• [Task directions] Keep the wording of every entry intact in your copy, and omit the pictures.
---------- Data
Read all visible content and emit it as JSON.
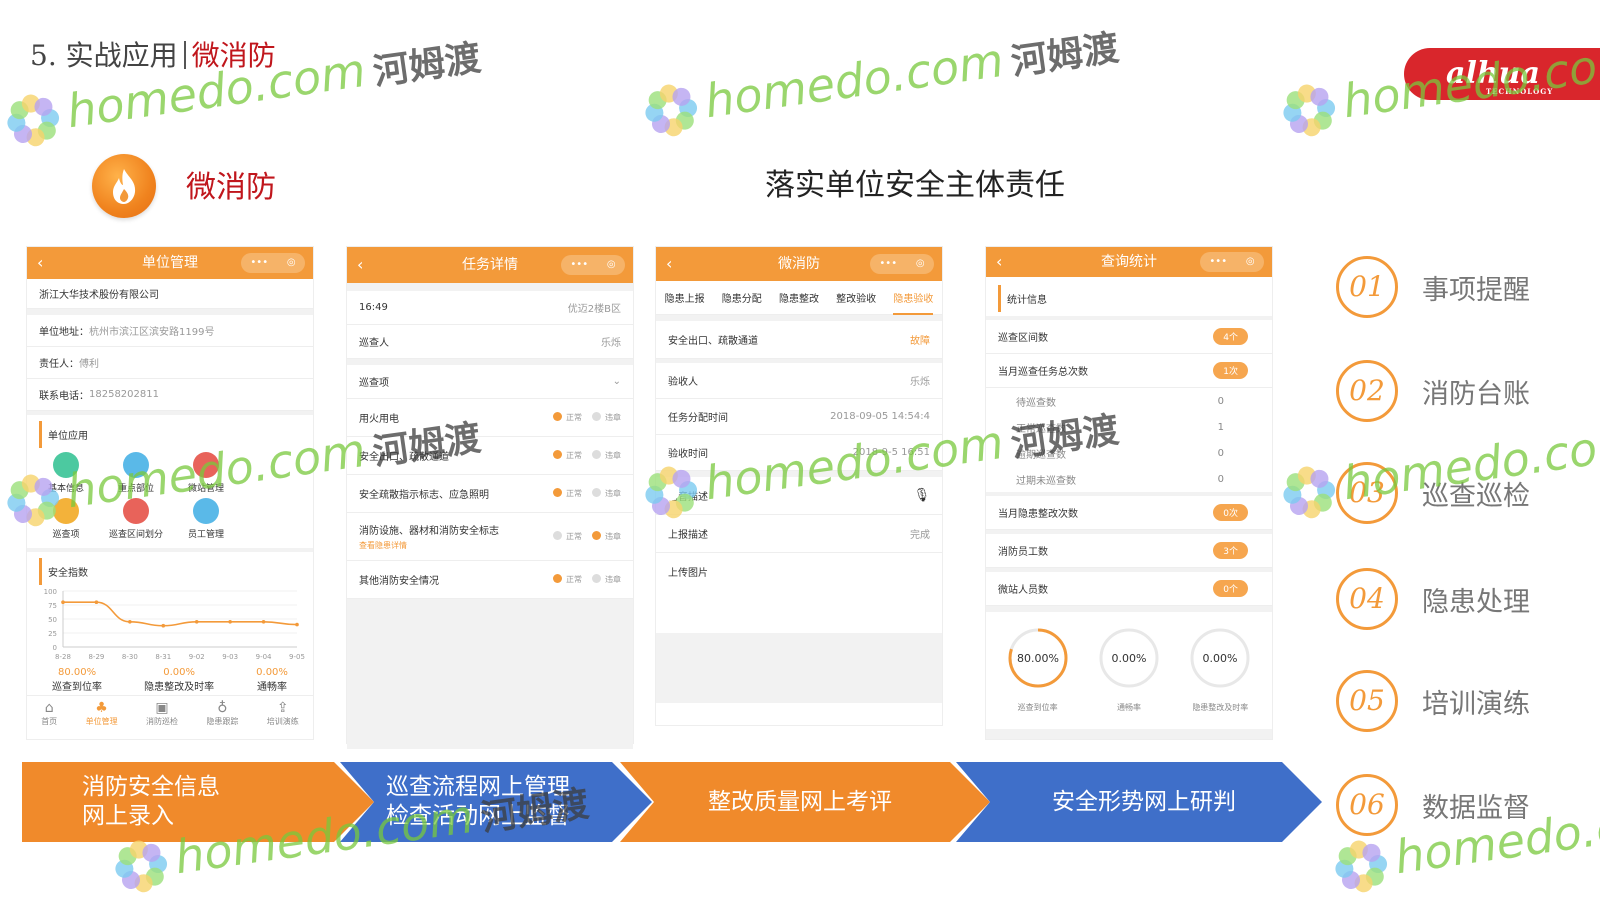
{
  "header": {
    "prefix": "5. 实战应用",
    "highlight": "微消防"
  },
  "logo": {
    "text": "alhua",
    "sub": "TECHNOLOGY"
  },
  "brand": {
    "name": "微消防"
  },
  "main_title": "落实单位安全主体责任",
  "phone1": {
    "title": "单位管理",
    "company": "浙江大华技术股份有限公司",
    "address_label": "单位地址：",
    "address": "杭州市滨江区滨安路1199号",
    "person_label": "责任人：",
    "person": "傅利",
    "phone_label": "联系电话：",
    "phone": "18258202811",
    "apps_title": "单位应用",
    "apps": [
      "基本信息",
      "重点部位",
      "微站管理",
      "巡查项",
      "巡查区间划分",
      "员工管理"
    ],
    "index_title": "安全指数",
    "y_ticks": [
      "100",
      "75",
      "50",
      "25",
      "0"
    ],
    "x_ticks": [
      "8-28",
      "8-29",
      "8-30",
      "8-31",
      "9-02",
      "9-03",
      "9-04",
      "9-05"
    ],
    "stats": [
      {
        "value": "80.00%",
        "label": "巡查到位率"
      },
      {
        "value": "0.00%",
        "label": "隐患整改及时率"
      },
      {
        "value": "0.00%",
        "label": "通畅率"
      }
    ],
    "nav": [
      "首页",
      "单位管理",
      "消防巡检",
      "隐患跟踪",
      "培训演练"
    ],
    "chart_data": {
      "type": "line",
      "categories": [
        "8-28",
        "8-29",
        "8-30",
        "8-31",
        "9-02",
        "9-03",
        "9-04",
        "9-05"
      ],
      "values": [
        80,
        80,
        45,
        38,
        45,
        45,
        45,
        40
      ],
      "ylim": [
        0,
        100
      ]
    }
  },
  "phone2": {
    "title": "任务详情",
    "time": "16:49",
    "place": "优迈2楼B区",
    "inspector_label": "巡查人",
    "inspector": "乐烁",
    "items_label": "巡查项",
    "normal": "正常",
    "violation": "违章",
    "items": [
      "用火用电",
      "安全出口、疏散通道",
      "安全疏散指示标志、应急照明",
      "消防设施、器材和消防安全标志",
      "其他消防安全情况"
    ],
    "hazard_link": "查看隐患详情"
  },
  "phone3": {
    "title": "微消防",
    "tabs": [
      "隐患上报",
      "隐患分配",
      "隐患整改",
      "整改验收",
      "隐患验收"
    ],
    "item": "安全出口、疏散通道",
    "item_status": "故障",
    "acceptor_label": "验收人",
    "acceptor": "乐烁",
    "assign_label": "任务分配时间",
    "assign": "2018-09-05 14:54:4",
    "accept_label": "验收时间",
    "accept": "2018-9-5 16:51",
    "voice_label": "语音描述",
    "report_label": "上报描述",
    "report": "完成",
    "upload_label": "上传图片"
  },
  "phone4": {
    "title": "查询统计",
    "section": "统计信息",
    "rows": [
      {
        "label": "巡查区间数",
        "value": "4个",
        "pill": true
      },
      {
        "label": "当月巡查任务总次数",
        "value": "1次",
        "pill": true
      },
      {
        "label": "待巡查数",
        "value": "0",
        "pill": false
      },
      {
        "label": "正常巡查数",
        "value": "1",
        "pill": false
      },
      {
        "label": "逾期巡查数",
        "value": "0",
        "pill": false
      },
      {
        "label": "过期未巡查数",
        "value": "0",
        "pill": false
      },
      {
        "label": "当月隐患整改次数",
        "value": "0次",
        "pill": true
      },
      {
        "label": "消防员工数",
        "value": "3个",
        "pill": true
      },
      {
        "label": "微站人员数",
        "value": "0个",
        "pill": true
      }
    ],
    "rings": [
      {
        "value": "80.00%",
        "label": "巡查到位率",
        "fraction": 0.8
      },
      {
        "value": "0.00%",
        "label": "通畅率",
        "fraction": 0
      },
      {
        "value": "0.00%",
        "label": "隐患整改及时率",
        "fraction": 0
      }
    ]
  },
  "features": [
    {
      "num": "01",
      "label": "事项提醒"
    },
    {
      "num": "02",
      "label": "消防台账"
    },
    {
      "num": "03",
      "label": "巡查巡检"
    },
    {
      "num": "04",
      "label": "隐患处理"
    },
    {
      "num": "05",
      "label": "培训演练"
    },
    {
      "num": "06",
      "label": "数据监督"
    }
  ],
  "arrows": [
    {
      "line1": "消防安全信息",
      "line2": "网上录入"
    },
    {
      "line1": "巡查流程网上管理",
      "line2": "检查活动网上监督"
    },
    {
      "line1": "整改质量网上考评",
      "line2": ""
    },
    {
      "line1": "安全形势网上研判",
      "line2": ""
    }
  ],
  "watermark": {
    "latin": "homedo.com",
    "cn": "河姆渡"
  },
  "colors": {
    "orange": "#f39a3a",
    "blue": "#3f6fc9",
    "red": "#c0161c"
  }
}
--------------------
• [Your solution]
Read all visible content and emit it as JSON.
{
  "header": {
    "prefix": "5. 实战应用",
    "highlight": "微消防"
  },
  "logo": {
    "text": "alhua",
    "sub": "TECHNOLOGY"
  },
  "brand": {
    "name": "微消防"
  },
  "main_title": "落实单位安全主体责任",
  "phone1": {
    "title": "单位管理",
    "company": "浙江大华技术股份有限公司",
    "address_label": "单位地址：",
    "address": "杭州市滨江区滨安路1199号",
    "person_label": "责任人：",
    "person": "傅利",
    "phone_label": "联系电话：",
    "phone": "18258202811",
    "apps_title": "单位应用",
    "apps": [
      "基本信息",
      "重点部位",
      "微站管理",
      "巡查项",
      "巡查区间划分",
      "员工管理"
    ],
    "index_title": "安全指数",
    "y_ticks": [
      "100",
      "75",
      "50",
      "25",
      "0"
    ],
    "x_ticks": [
      "8-28",
      "8-29",
      "8-30",
      "8-31",
      "9-02",
      "9-03",
      "9-04",
      "9-05"
    ],
    "stats": [
      {
        "value": "80.00%",
        "label": "巡查到位率"
      },
      {
        "value": "0.00%",
        "label": "隐患整改及时率"
      },
      {
        "value": "0.00%",
        "label": "通畅率"
      }
    ],
    "nav": [
      "首页",
      "单位管理",
      "消防巡检",
      "隐患跟踪",
      "培训演练"
    ],
    "chart_data": {
      "type": "line",
      "categories": [
        "8-28",
        "8-29",
        "8-30",
        "8-31",
        "9-02",
        "9-03",
        "9-04",
        "9-05"
      ],
      "values": [
        80,
        80,
        45,
        38,
        45,
        45,
        45,
        40
      ],
      "ylim": [
        0,
        100
      ]
    }
  },
  "phone2": {
    "title": "任务详情",
    "time": "16:49",
    "place": "优迈2楼B区",
    "inspector_label": "巡查人",
    "inspector": "乐烁",
    "items_label": "巡查项",
    "normal": "正常",
    "violation": "违章",
    "items": [
      "用火用电",
      "安全出口、疏散通道",
      "安全疏散指示标志、应急照明",
      "消防设施、器材和消防安全标志",
      "其他消防安全情况"
    ],
    "hazard_link": "查看隐患详情"
  },
  "phone3": {
    "title": "微消防",
    "tabs": [
      "隐患上报",
      "隐患分配",
      "隐患整改",
      "整改验收",
      "隐患验收"
    ],
    "item": "安全出口、疏散通道",
    "item_status": "故障",
    "acceptor_label": "验收人",
    "acceptor": "乐烁",
    "assign_label": "任务分配时间",
    "assign": "2018-09-05 14:54:4",
    "accept_label": "验收时间",
    "accept": "2018-9-5 16:51",
    "voice_label": "语音描述",
    "report_label": "上报描述",
    "report": "完成",
    "upload_label": "上传图片"
  },
  "phone4": {
    "title": "查询统计",
    "section": "统计信息",
    "rows": [
      {
        "label": "巡查区间数",
        "value": "4个",
        "pill": true
      },
      {
        "label": "当月巡查任务总次数",
        "value": "1次",
        "pill": true
      },
      {
        "label": "待巡查数",
        "value": "0",
        "pill": false
      },
      {
        "label": "正常巡查数",
        "value": "1",
        "pill": false
      },
      {
        "label": "逾期巡查数",
        "value": "0",
        "pill": false
      },
      {
        "label": "过期未巡查数",
        "value": "0",
        "pill": false
      },
      {
        "label": "当月隐患整改次数",
        "value": "0次",
        "pill": true
      },
      {
        "label": "消防员工数",
        "value": "3个",
        "pill": true
      },
      {
        "label": "微站人员数",
        "value": "0个",
        "pill": true
      }
    ],
    "rings": [
      {
        "value": "80.00%",
        "label": "巡查到位率",
        "fraction": 0.8
      },
      {
        "value": "0.00%",
        "label": "通畅率",
        "fraction": 0
      },
      {
        "value": "0.00%",
        "label": "隐患整改及时率",
        "fraction": 0
      }
    ]
  },
  "features": [
    {
      "num": "01",
      "label": "事项提醒"
    },
    {
      "num": "02",
      "label": "消防台账"
    },
    {
      "num": "03",
      "label": "巡查巡检"
    },
    {
      "num": "04",
      "label": "隐患处理"
    },
    {
      "num": "05",
      "label": "培训演练"
    },
    {
      "num": "06",
      "label": "数据监督"
    }
  ],
  "arrows": [
    {
      "line1": "消防安全信息",
      "line2": "网上录入"
    },
    {
      "line1": "巡查流程网上管理",
      "line2": "检查活动网上监督"
    },
    {
      "line1": "整改质量网上考评",
      "line2": ""
    },
    {
      "line1": "安全形势网上研判",
      "line2": ""
    }
  ],
  "watermark": {
    "latin": "homedo.com",
    "cn": "河姆渡"
  },
  "colors": {
    "orange": "#f39a3a",
    "blue": "#3f6fc9",
    "red": "#c0161c"
  }
}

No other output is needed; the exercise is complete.